A four-year-old blonde girl with blue eyes, known only as Maria, was thought to have been abducted after she was found in squalid conditions with a couple and 13 other children at a camp near Farsala in central Greece.
Sheffield boy Ben Needham was just 21 months old when he went missing on Greek holiday island Kos in 1991.
His sister Leighanna Needham, 20, never met Ben but said the discovery of Maria in the gypsy camp was welcome news for her family’s fight for answers.
“It’s given us great hope,” she told Sky News.
“Obviously, it’s been a strong belief of myself and all my family that Ben was taken by gypsies for child trafficking or illegal adoptions and this case just shows that they can be found.”
Maria was found after a police officer attending the camp noticed she bore no likeness to her supposed family and investigated further.
DNA tests confirmed his suspicions.
Ms Needham said the same technology could help find her long-lost brother.
“I think that would be a brilliant thing to get our DNA out there, even if it’s not actually Ben but any siblings or any children maybe of Ben (that are found) then that could hopefully lead us to him,” she said.
A couple Maria was living with at the camp, a 39-year-old man and 40-year-old woman, have been taken into custody and charged with child abduction.
A worldwide search is now underway for her real parents.
The discovery has also buoyed the hopes of Madeleine McCann’s parents.
The Leicestershire girl, then aged three, vanished from a holiday apartment in Praia da Luz, Portugal in 2007, as her parents dined with friends in a nearby tapas restaurant.
Clarence Mitchell, a spokesman for her parents Kate and Gerry McCann, said Maria had renewed their hope that Madeleine would also be found.
“They have always maintained that until there is evidence to prove otherwise missing children can still be out there waiting to be found,” he told the Daily Mirror.
Maria’s discovery comes days after renewed interest in Madeleine’s case across the UK and Europe following a BBC Crimewatch episode that aired on Monday night showing two new e-fits of a suspect.
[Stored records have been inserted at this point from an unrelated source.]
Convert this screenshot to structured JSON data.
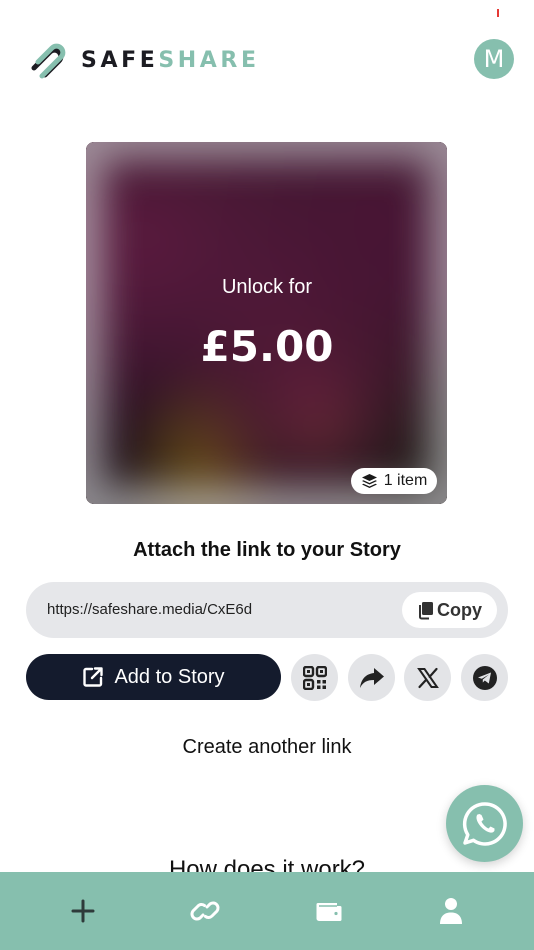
{
  "header": {
    "logo_text_dark": "SAFE",
    "logo_text_accent": "SHARE",
    "avatar_initial": "M",
    "logo_icon": "paperclip-icon"
  },
  "preview": {
    "unlock_label": "Unlock for",
    "price": "£5.00",
    "item_count": "1 item",
    "item_icon": "layers-icon"
  },
  "share": {
    "title": "Attach the link to your Story",
    "link_url": "https://safeshare.media/CxE6d",
    "copy_label": "Copy",
    "add_story_label": "Add to Story",
    "buttons": [
      "qr-code-icon",
      "share-arrow-icon",
      "x-icon",
      "telegram-icon"
    ]
  },
  "create_link_label": "Create another link",
  "how_works_title": "How does it work?",
  "bottom_nav": {
    "items": [
      "plus-icon",
      "link-icon",
      "wallet-icon",
      "user-icon"
    ]
  },
  "colors": {
    "accent": "#86bfae",
    "dark_button": "#141b2d",
    "pill_bg": "#e6e7ea"
  }
}
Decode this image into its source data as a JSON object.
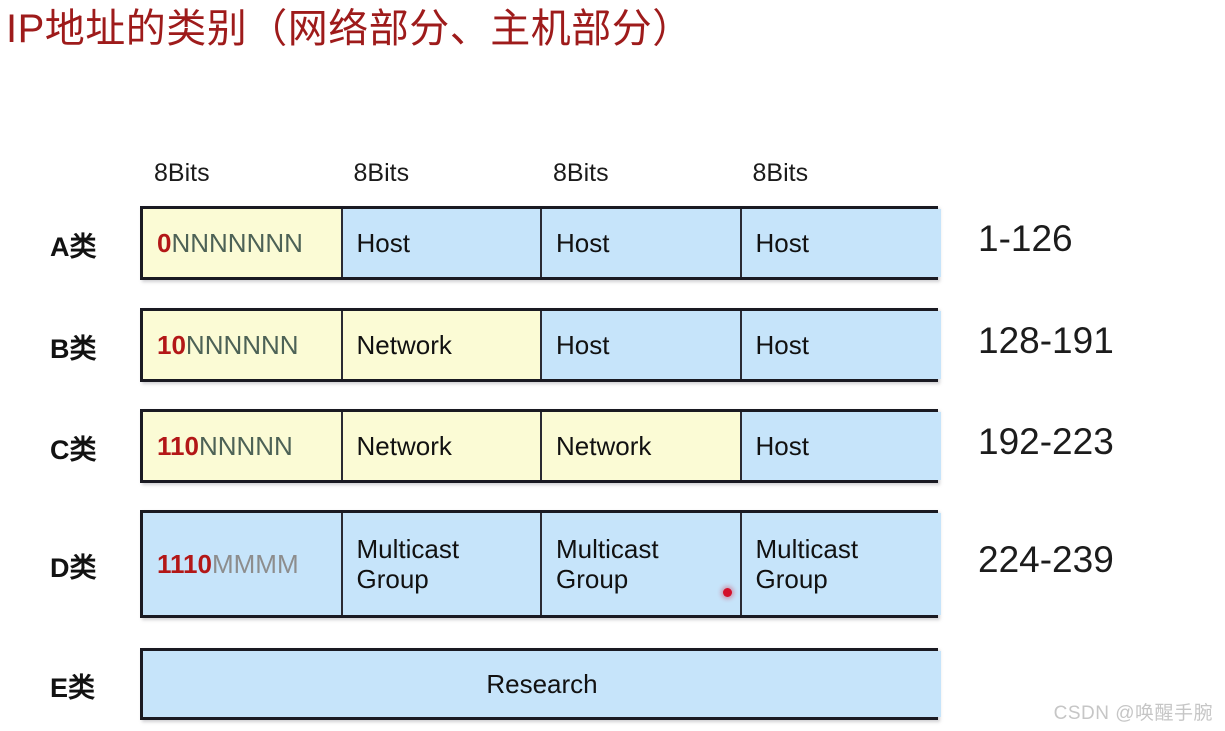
{
  "slide": {
    "title": "IP地址的类别（网络部分、主机部分）",
    "title_color": "#9e1b1b"
  },
  "colors": {
    "network_cell": "#fbfbd5",
    "host_cell": "#c6e4fa",
    "prefix_bits": "#b31717",
    "network_letters": "#4d6256",
    "multicast_letters": "#8d8d8d",
    "border": "#1a1a22"
  },
  "column_headers": [
    {
      "label": "8Bits"
    },
    {
      "label": "8Bits"
    },
    {
      "label": "8Bits"
    },
    {
      "label": "8Bits"
    }
  ],
  "rows": [
    {
      "class_label": "A类",
      "range": "1-126",
      "prefix": "0",
      "suffix": "NNNNNNN",
      "suffix_kind": "network",
      "cells": [
        {
          "text": "",
          "fill": "yellow"
        },
        {
          "text": "Host",
          "fill": "blue"
        },
        {
          "text": "Host",
          "fill": "blue"
        },
        {
          "text": "Host",
          "fill": "blue"
        }
      ]
    },
    {
      "class_label": "B类",
      "range": "128-191",
      "prefix": "10",
      "suffix": "NNNNNN",
      "suffix_kind": "network",
      "cells": [
        {
          "text": "",
          "fill": "yellow"
        },
        {
          "text": "Network",
          "fill": "yellow"
        },
        {
          "text": "Host",
          "fill": "blue"
        },
        {
          "text": "Host",
          "fill": "blue"
        }
      ]
    },
    {
      "class_label": "C类",
      "range": "192-223",
      "prefix": "110",
      "suffix": "NNNNN",
      "suffix_kind": "network",
      "cells": [
        {
          "text": "",
          "fill": "yellow"
        },
        {
          "text": "Network",
          "fill": "yellow"
        },
        {
          "text": "Network",
          "fill": "yellow"
        },
        {
          "text": "Host",
          "fill": "blue"
        }
      ]
    },
    {
      "class_label": "D类",
      "range": "224-239",
      "prefix": "1110",
      "suffix": "MMMM",
      "suffix_kind": "multicast",
      "cells": [
        {
          "text": "",
          "fill": "blue"
        },
        {
          "text": "Multicast\nGroup",
          "fill": "blue"
        },
        {
          "text": "Multicast\nGroup",
          "fill": "blue"
        },
        {
          "text": "Multicast\nGroup",
          "fill": "blue"
        }
      ]
    },
    {
      "class_label": "E类",
      "range": "",
      "prefix": "",
      "suffix": "",
      "suffix_kind": "",
      "cells": [
        {
          "text": "Research",
          "fill": "blue",
          "span": 4,
          "align": "center"
        }
      ]
    }
  ],
  "annotations": {
    "laser_pointer": "red-dot"
  },
  "watermark": {
    "text": "CSDN @唤醒手腕"
  }
}
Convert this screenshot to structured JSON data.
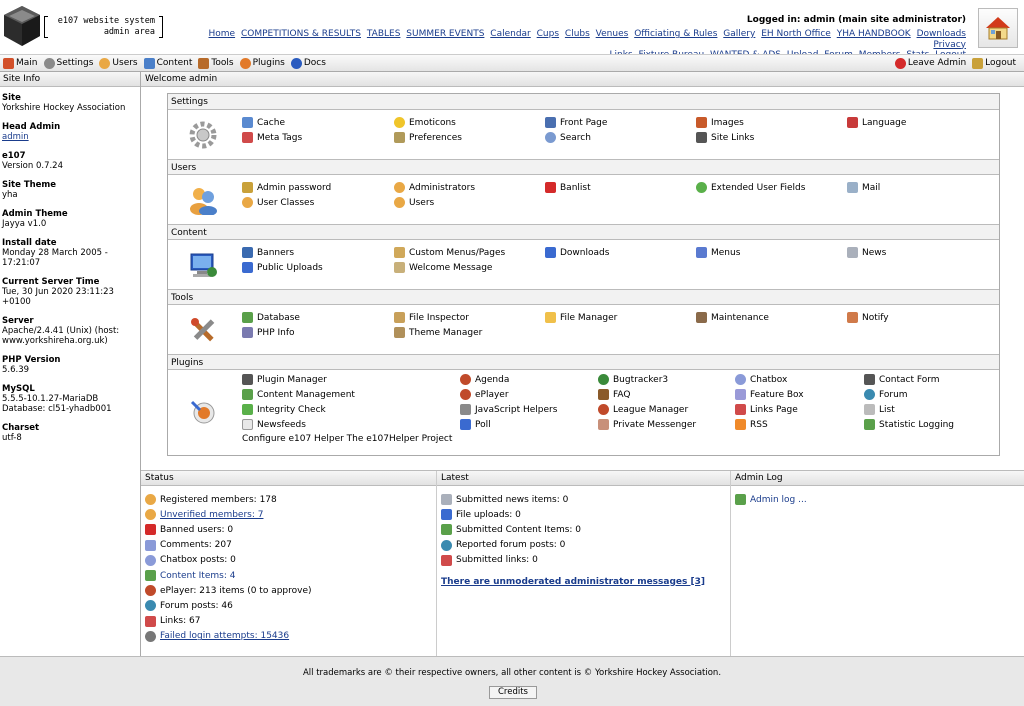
{
  "header": {
    "logo_line1": "e107 website system",
    "logo_line2": "admin area",
    "logged_in": "Logged in: admin (main site administrator)",
    "top_links": [
      "Home",
      "COMPETITIONS & RESULTS",
      "TABLES",
      "SUMMER EVENTS",
      "Calendar",
      "Cups",
      "Clubs",
      "Venues",
      "Officiating & Rules",
      "Gallery",
      "EH North Office",
      "YHA HANDBOOK",
      "Downloads",
      "Privacy",
      "Links",
      "Fixture Bureau",
      "WANTED & ADS",
      "Upload",
      "Forum",
      "Members",
      "Stats",
      "Logout"
    ]
  },
  "toolbar": {
    "main": "Main",
    "settings": "Settings",
    "users": "Users",
    "content": "Content",
    "tools": "Tools",
    "plugins": "Plugins",
    "docs": "Docs",
    "leave_admin": "Leave Admin",
    "logout": "Logout"
  },
  "sidebar": {
    "title": "Site Info",
    "site_label": "Site",
    "site_value": "Yorkshire Hockey Association",
    "head_admin_label": "Head Admin",
    "head_admin_value": "admin",
    "e107_label": "e107",
    "e107_value": "Version 0.7.24",
    "site_theme_label": "Site Theme",
    "site_theme_value": "yha",
    "admin_theme_label": "Admin Theme",
    "admin_theme_value": "Jayya v1.0",
    "install_label": "Install date",
    "install_value": "Monday 28 March 2005 - 17:21:07",
    "server_time_label": "Current Server Time",
    "server_time_value": "Tue, 30 Jun 2020 23:11:23 +0100",
    "server_label": "Server",
    "server_value": "Apache/2.4.41 (Unix) (host: www.yorkshireha.org.uk)",
    "php_label": "PHP Version",
    "php_value": "5.6.39",
    "mysql_label": "MySQL",
    "mysql_value": "5.5.5-10.1.27-MariaDB Database: cl51-yhadb001",
    "charset_label": "Charset",
    "charset_value": "utf-8"
  },
  "main": {
    "title": "Welcome admin",
    "sections": {
      "settings": {
        "title": "Settings",
        "items": [
          "Cache",
          "Emoticons",
          "Front Page",
          "Images",
          "Language",
          "Meta Tags",
          "Preferences",
          "Search",
          "Site Links"
        ]
      },
      "users": {
        "title": "Users",
        "items": [
          "Admin password",
          "Administrators",
          "Banlist",
          "Extended User Fields",
          "Mail",
          "User Classes",
          "Users"
        ]
      },
      "content": {
        "title": "Content",
        "items": [
          "Banners",
          "Custom Menus/Pages",
          "Downloads",
          "Menus",
          "News",
          "Public Uploads",
          "Welcome Message"
        ]
      },
      "tools": {
        "title": "Tools",
        "items": [
          "Database",
          "File Inspector",
          "File Manager",
          "Maintenance",
          "Notify",
          "PHP Info",
          "Theme Manager"
        ]
      },
      "plugins": {
        "title": "Plugins",
        "items": [
          "Plugin Manager",
          "Agenda",
          "Bugtracker3",
          "Chatbox",
          "Contact Form",
          "Content Management",
          "ePlayer",
          "FAQ",
          "Feature Box",
          "Forum",
          "Integrity Check",
          "JavaScript Helpers",
          "League Manager",
          "Links Page",
          "List",
          "Newsfeeds",
          "Poll",
          "Private Messenger",
          "RSS",
          "Statistic Logging"
        ],
        "note": "Configure e107 Helper The e107Helper Project"
      }
    }
  },
  "status": {
    "title": "Status",
    "rows": [
      "Registered members: 178",
      "Unverified members: 7",
      "Banned users: 0",
      "Comments: 207",
      "Chatbox posts: 0",
      "Content Items: 4",
      "ePlayer: 213 items (0 to approve)",
      "Forum posts: 46",
      "Links: 67",
      "Failed login attempts: 15436"
    ]
  },
  "latest": {
    "title": "Latest",
    "rows": [
      "Submitted news items: 0",
      "File uploads: 0",
      "Submitted Content Items: 0",
      "Reported forum posts: 0",
      "Submitted links: 0"
    ],
    "unmoderated": "There are unmoderated administrator messages [3]"
  },
  "adminlog": {
    "title": "Admin Log",
    "link": "Admin log ..."
  },
  "footer": {
    "text": "All trademarks are © their respective owners, all other content is © Yorkshire Hockey Association.",
    "credits": "Credits"
  }
}
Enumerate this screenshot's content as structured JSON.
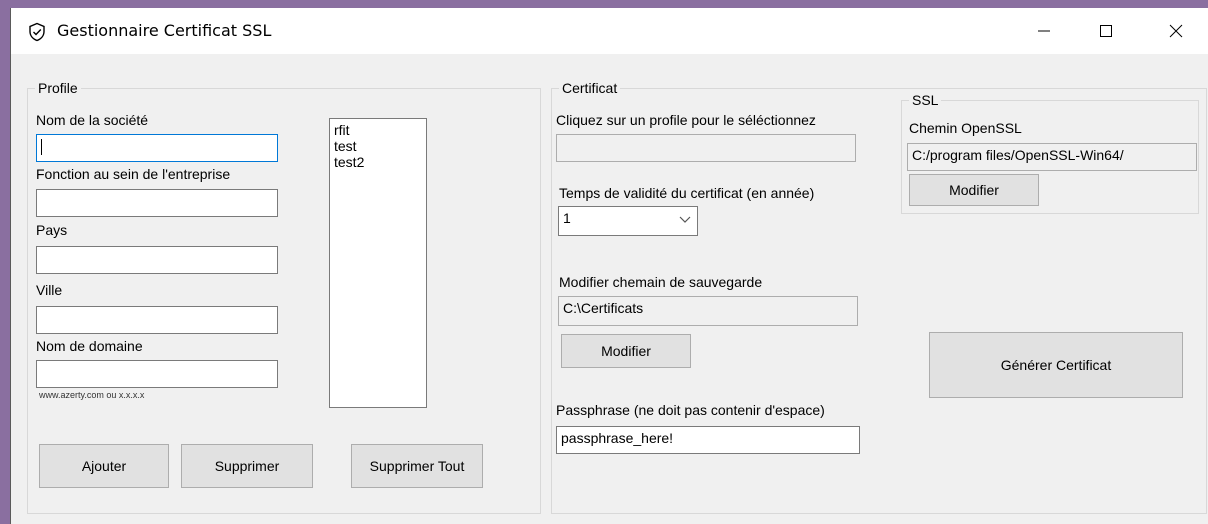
{
  "window": {
    "title": "Gestionnaire Certificat SSL"
  },
  "profile": {
    "legend": "Profile",
    "company_label": "Nom de la société",
    "company_value": "",
    "function_label": "Fonction au sein de l'entreprise",
    "function_value": "",
    "country_label": "Pays",
    "country_value": "",
    "city_label": "Ville",
    "city_value": "",
    "domain_label": "Nom de domaine",
    "domain_value": "",
    "domain_hint": "www.azerty.com ou x.x.x.x",
    "profiles": [
      "rfit",
      "test",
      "test2"
    ],
    "add_button": "Ajouter",
    "delete_button": "Supprimer",
    "delete_all_button": "Supprimer Tout"
  },
  "certificat": {
    "legend": "Certificat",
    "select_profile_label": "Cliquez sur un profile pour le séléctionnez",
    "selected_profile_value": "",
    "validity_label": "Temps de validité du certificat (en année)",
    "validity_value": "1",
    "save_path_label": "Modifier chemain de sauvegarde",
    "save_path_value": "C:\\Certificats",
    "modify_button": "Modifier",
    "passphrase_label": "Passphrase (ne doit pas contenir d'espace)",
    "passphrase_value": "passphrase_here!"
  },
  "ssl": {
    "legend": "SSL",
    "openssl_label": "Chemin OpenSSL",
    "openssl_value": "C:/program files/OpenSSL-Win64/",
    "modify_button": "Modifier"
  },
  "generate_button": "Générer Certificat",
  "icons": {
    "app": "shield-check-icon",
    "minimize": "minimize-icon",
    "maximize": "maximize-icon",
    "close": "close-icon"
  },
  "colors": {
    "focus_border": "#0078d7",
    "button_bg": "#e1e1e1",
    "window_bg": "#f0f0f0"
  }
}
Detectives investigating the case have since received more than 2,400 calls and emails since the programme aired.